Shirley Henderson is known as one of Britain's more prolific actors, appearing in films that include Trainspotting, Bridget Jones's Diary, and 24 Hour Party People. Granted her face is still hard to place, but with leading roles in independent films such as IFC Films' Intermission (opening March 19), Dogme director Lone Scherfig's Wilbur Wants to Kill Himself (opening March 26), Close Your Eyes (opening April 16), and many more on the way, Henderson should finally earn her long-awaited recognition.
Mass audiences first took notice of this diminutive and youthful-looking character actor as she demonstrated her supple soprano in Mike Leigh's Topsy-Turvy as Leonora Braham, the Victorian actress portraying 14-year-old Yum-Yum, one of the "three little maids from school" in The Mikado. Once director Chris Columbus saw this emotional, dual performance, he contacted the Scottish lassie about playing the haunting schoolgirl Moaning Myrtle in Harry Potter and the Chamber of Secrets.
"I did not know what Moaning Myrtle was—I hadn't read the Harry Potter books," Henderson recalls. "So, I read it and I went, 'You're joking. She's 14. That's ridiculous. I don't understand this.' And then I read it again, and I thought, well, this is a great character and she's demented and emotionally highly strung. She's got adult emotions, and that's why they were seeing all kinds of ages for this part—young and old actresses, but no children." Henderson then 36 years old, won the part after six months, donned pigtails, and used her distinctive, gravelly, childlike whisper to make the ghostly character highly memorable.
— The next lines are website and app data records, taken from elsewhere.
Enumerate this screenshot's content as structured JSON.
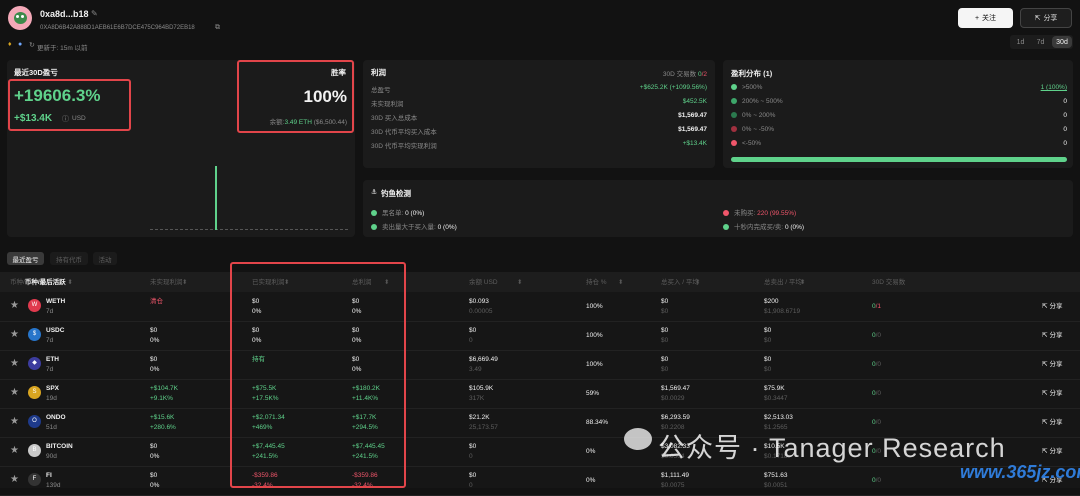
{
  "profile": {
    "name": "0xa8d...b18",
    "address": "0XA8D6B42A888D1AEB61E6B7DCE475C964BD72EB18",
    "joined": "更新于: 15m 以前",
    "follow_label": "关注",
    "share_label": "分享",
    "periods": [
      "1d",
      "7d",
      "30d"
    ],
    "active_period": "30d"
  },
  "pnl_card": {
    "title": "最近30D盈亏",
    "percent": "+19606.3%",
    "amount": "+$13.4K",
    "currency": "USD"
  },
  "winrate_card": {
    "title": "胜率",
    "value": "100%",
    "balance_label": "余额:",
    "balance_value": "3.49 ETH",
    "balance_usd": "($6,500.44)"
  },
  "profit_card": {
    "title": "利润",
    "tx_label": "30D 交易数",
    "tx_value": "0",
    "tx_total": "/2",
    "rows": [
      {
        "label": "总盈亏",
        "value": "+$625.2K (+1099.56%)"
      },
      {
        "label": "未实现利润",
        "value": "$452.5K"
      },
      {
        "label": "30D 买入总成本",
        "value": "$1,569.47"
      },
      {
        "label": "30D 代币平均买入成本",
        "value": "$1,569.47"
      },
      {
        "label": "30D 代币平均实现利润",
        "value": "+$13.4K"
      }
    ]
  },
  "distribution_card": {
    "title": "盈利分布 (1)",
    "rows": [
      {
        "label": ">500%",
        "value": "1 (100%)",
        "color": "#5fd28b"
      },
      {
        "label": "200% ~ 500%",
        "value": "0",
        "color": "#3da66a"
      },
      {
        "label": "0% ~ 200%",
        "value": "0",
        "color": "#2b7a4e"
      },
      {
        "label": "0% ~ -50%",
        "value": "0",
        "color": "#a0303f"
      },
      {
        "label": "<-50%",
        "value": "0",
        "color": "#f0566b"
      }
    ],
    "fill_fraction": 1.0
  },
  "phishing_card": {
    "title": "钓鱼检测",
    "items": [
      {
        "label": "黑名单:",
        "value": "0 (0%)",
        "color": "#5fd28b",
        "value_class": "white"
      },
      {
        "label": "未购买:",
        "value": "220 (99.55%)",
        "color": "#f0566b",
        "value_class": "red"
      },
      {
        "label": "卖出量大于买入量:",
        "value": "0 (0%)",
        "color": "#5fd28b",
        "value_class": "white"
      },
      {
        "label": "十秒内完成买/卖:",
        "value": "0 (0%)",
        "color": "#5fd28b",
        "value_class": "white"
      }
    ]
  },
  "tabs": [
    "最近盈亏",
    "持有代币",
    "活动"
  ],
  "table": {
    "headers": [
      "币种/最后活跃",
      "未实现利润",
      "已实现利润",
      "总利润",
      "余额 USD",
      "持仓 %",
      "总买入 / 平均",
      "总卖出 / 平均",
      "30D 交易数"
    ],
    "share_label": "分享",
    "rows": [
      {
        "token": "WETH",
        "age": "7d",
        "unreal1": "清仓",
        "unreal1_class": "red",
        "unreal2": "",
        "real1": "$0",
        "real1_class": "white",
        "real2": "0%",
        "total1": "$0",
        "total1_class": "white",
        "total2": "0%",
        "bal1": "$0.093",
        "bal2": "0.00005",
        "hold": "100%",
        "buy1": "$0",
        "buy2": "$0",
        "sell1": "$200",
        "sell2": "$1,908.6719",
        "tx1": "0",
        "tx2": "/1",
        "icon_color": "#e03a4e",
        "icon_letter": "W"
      },
      {
        "token": "USDC",
        "age": "7d",
        "unreal1": "$0",
        "unreal1_class": "white",
        "unreal2": "0%",
        "real1": "$0",
        "real1_class": "white",
        "real2": "0%",
        "total1": "$0",
        "total1_class": "white",
        "total2": "0%",
        "bal1": "$0",
        "bal2": "0",
        "hold": "100%",
        "buy1": "$0",
        "buy2": "$0",
        "sell1": "$0",
        "sell2": "$0",
        "tx1": "0",
        "tx2": "/0",
        "icon_color": "#2775ca",
        "icon_letter": "$"
      },
      {
        "token": "ETH",
        "age": "7d",
        "unreal1": "$0",
        "unreal1_class": "white",
        "unreal2": "0%",
        "real1": "持有",
        "real1_class": "green",
        "real2": "",
        "total1": "$0",
        "total1_class": "white",
        "total2": "0%",
        "bal1": "$6,669.49",
        "bal2": "3.49",
        "hold": "100%",
        "buy1": "$0",
        "buy2": "$0",
        "sell1": "$0",
        "sell2": "$0",
        "tx1": "0",
        "tx2": "/0",
        "icon_color": "#3c3c9e",
        "icon_letter": "◆"
      },
      {
        "token": "SPX",
        "age": "19d",
        "unreal1": "+$104.7K",
        "unreal1_class": "green",
        "unreal2": "+9.1K%",
        "real1": "+$75.5K",
        "real1_class": "green",
        "real2": "+17.5K%",
        "total1": "+$180.2K",
        "total1_class": "green",
        "total2": "+11.4K%",
        "bal1": "$105.9K",
        "bal2": "317K",
        "hold": "59%",
        "buy1": "$1,569.47",
        "buy2": "$0.0029",
        "sell1": "$75.9K",
        "sell2": "$0.3447",
        "tx1": "0",
        "tx2": "/0",
        "icon_color": "#d9a520",
        "icon_letter": "S"
      },
      {
        "token": "ONDO",
        "age": "51d",
        "unreal1": "+$15.6K",
        "unreal1_class": "green",
        "unreal2": "+280.6%",
        "real1": "+$2,071.34",
        "real1_class": "green",
        "real2": "+469%",
        "total1": "+$17.7K",
        "total1_class": "green",
        "total2": "+294.5%",
        "bal1": "$21.2K",
        "bal2": "25,173.57",
        "hold": "88.34%",
        "buy1": "$6,293.59",
        "buy2": "$0.2208",
        "sell1": "$2,513.03",
        "sell2": "$1.2565",
        "tx1": "0",
        "tx2": "/0",
        "icon_color": "#1e3a8a",
        "icon_letter": "O"
      },
      {
        "token": "BITCOIN",
        "age": "90d",
        "unreal1": "$0",
        "unreal1_class": "white",
        "unreal2": "0%",
        "real1": "+$7,445.45",
        "real1_class": "green",
        "real2": "+241.5%",
        "total1": "+$7,445.45",
        "total1_class": "green",
        "total2": "+241.5%",
        "bal1": "$0",
        "bal2": "0",
        "hold": "0%",
        "buy1": "$3,082.33",
        "buy2": "$0.0304",
        "sell1": "$10.5K",
        "sell2": "$0.1718",
        "tx1": "0",
        "tx2": "/0",
        "icon_color": "#c9c9c9",
        "icon_letter": "B"
      },
      {
        "token": "FI",
        "age": "139d",
        "unreal1": "$0",
        "unreal1_class": "white",
        "unreal2": "0%",
        "real1": "-$359.86",
        "real1_class": "red",
        "real2": "-32.4%",
        "total1": "-$359.86",
        "total1_class": "red",
        "total2": "-32.4%",
        "bal1": "$0",
        "bal2": "0",
        "hold": "0%",
        "buy1": "$1,111.49",
        "buy2": "$0.0075",
        "sell1": "$751.63",
        "sell2": "$0.0051",
        "tx1": "0",
        "tx2": "/0",
        "icon_color": "#333333",
        "icon_letter": "F"
      }
    ]
  },
  "watermark": {
    "text": "公众号 · Tanager Research",
    "site": "www.365jz.com"
  }
}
Henderson's roots in performing began with her voice. She belted Barbra Streisand and Gladys Knight ballads as a teen for talent shows while on family holidays and at raucous pubs known as "working men's clubs." Indeed she continues to live in the same "wee village" in Fife, Scotland, and followed her initial interest in drama by going to Kirkcaldy Technical College for one year—the same school attended by other notable Scots, including Ewan McGregor and Dougray Scott. It was at Kirkaldy where professors told Henderson that she should be studying at England's Guildhall School of Music and Drama, so she packed her bags and decided to pursue the stages of London.
For 12 years she performed at the National Theatre Company and the Royal Court alongside names such as Dame Judi Dench and Sir Peter Hall, playing roles such as Juliet in Romeo and Juliet, Miranda in The Tempest, and the title role in Euridice. She did "odd bits of telly" in between stage productions, most notably in The Way We Live Now, for which she received a Royal Television Society nomination as Best Actress, and Hamish Macbeth, in which she played opposite future Trainspotting star Robert Carlyle. While auditioning for roles, Henderson heard every kind of rejection, including, "You look too young," "We hope you haven't come far," and the simple "No, no thanks."
"Or they don't look at you, or they're talking while you're auditioning, and what's the point?" she says. "But you have to keep looking, you have to keep having a go, and for one bad audition there's a good one. I think acting is changing. People are expecting it to be had quickly, but, certainly when I was starting, your 'in' was theatre. If you could get a play, you were doing amazing. Films were way in the distance." Or were they? Henderson says her introduction to Method acting and her breakthrough to film came when she auditioned for director Michael Winterbottom, who eventually cast her in three of his famously improvisational films: Wonderland, The Claim, and 24 Hour Party People.
For 24 Hour Party People, she met with the real Lindsay Wilson, the wife of Tony Wilson, an integral force in the Manchester music scene, and observed her behavior. For Intermission, Henderson donned a fake mustache to play the traumatized Sally. And for Wilbur Wants to Kill Himself, in which she plays a single mom in a love triangle, there was no research. Naturally she approaches each part with a different process, but one constant exercise for her is to talk to herself as the character beforehand. "I have to practice and start speaking to myself all day and imagining speaking as the character before I start filming, so I just get second nature with it," she explains. It's bizarre behavior, really, when people can see you on your own. It's ridiculous, but that's how I find the confidence to play the character."
Currently, Henderson has no high aspirations to conquer Hollywood, but she feels grateful for what she has accomplished in her career so far. "I kind of did away with all of [those aspirations] years ago," she says. "Yes, I'm lucky to be in Bridget Jones and Harry Potter and these types of films, and, yes, they do reach the masses, but I still have a long way to go before people really know who I am or what I've done. I didn't expect this ever to happen, and on a very small scale compared to some people, but if [fame] doesn't come then I'll still be content with what I've got."